Data excerpts
____

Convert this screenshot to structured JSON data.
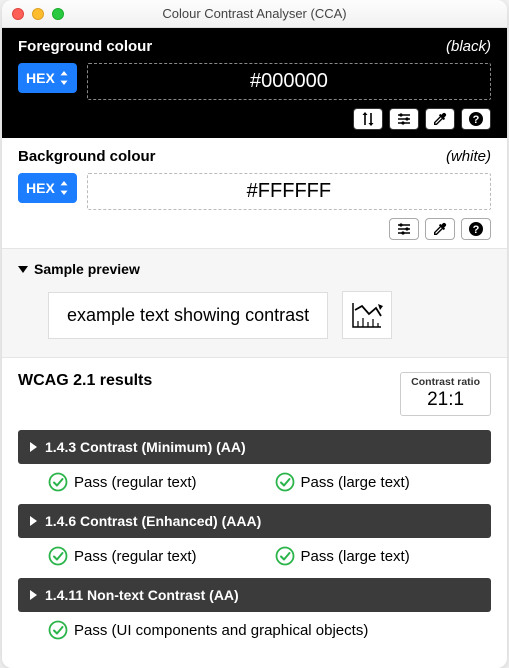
{
  "window": {
    "title": "Colour Contrast Analyser (CCA)"
  },
  "foreground": {
    "label": "Foreground colour",
    "colorName": "(black)",
    "format": "HEX",
    "value": "#000000"
  },
  "background": {
    "label": "Background colour",
    "colorName": "(white)",
    "format": "HEX",
    "value": "#FFFFFF"
  },
  "preview": {
    "label": "Sample preview",
    "text": "example text showing contrast"
  },
  "results": {
    "title": "WCAG 2.1 results",
    "ratioLabel": "Contrast ratio",
    "ratioValue": "21:1",
    "criteria": [
      {
        "label": "1.4.3 Contrast (Minimum) (AA)",
        "passes": [
          {
            "text": "Pass (regular text)"
          },
          {
            "text": "Pass (large text)"
          }
        ]
      },
      {
        "label": "1.4.6 Contrast (Enhanced) (AAA)",
        "passes": [
          {
            "text": "Pass (regular text)"
          },
          {
            "text": "Pass (large text)"
          }
        ]
      },
      {
        "label": "1.4.11 Non-text Contrast (AA)",
        "passes": [
          {
            "text": "Pass (UI components and graphical objects)"
          }
        ]
      }
    ]
  }
}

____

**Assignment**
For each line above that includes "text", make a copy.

**Response to the exercise**
    "text": "example text showing contrast"
            "text": "Pass (regular text)"
            "text": "Pass (large text)"
            "text": "Pass (regular text)"
            "text": "Pass (large text)"
        "label": "1.4.11 Non-text Contrast (AA)",
            "text": "Pass (UI components and graphical objects)"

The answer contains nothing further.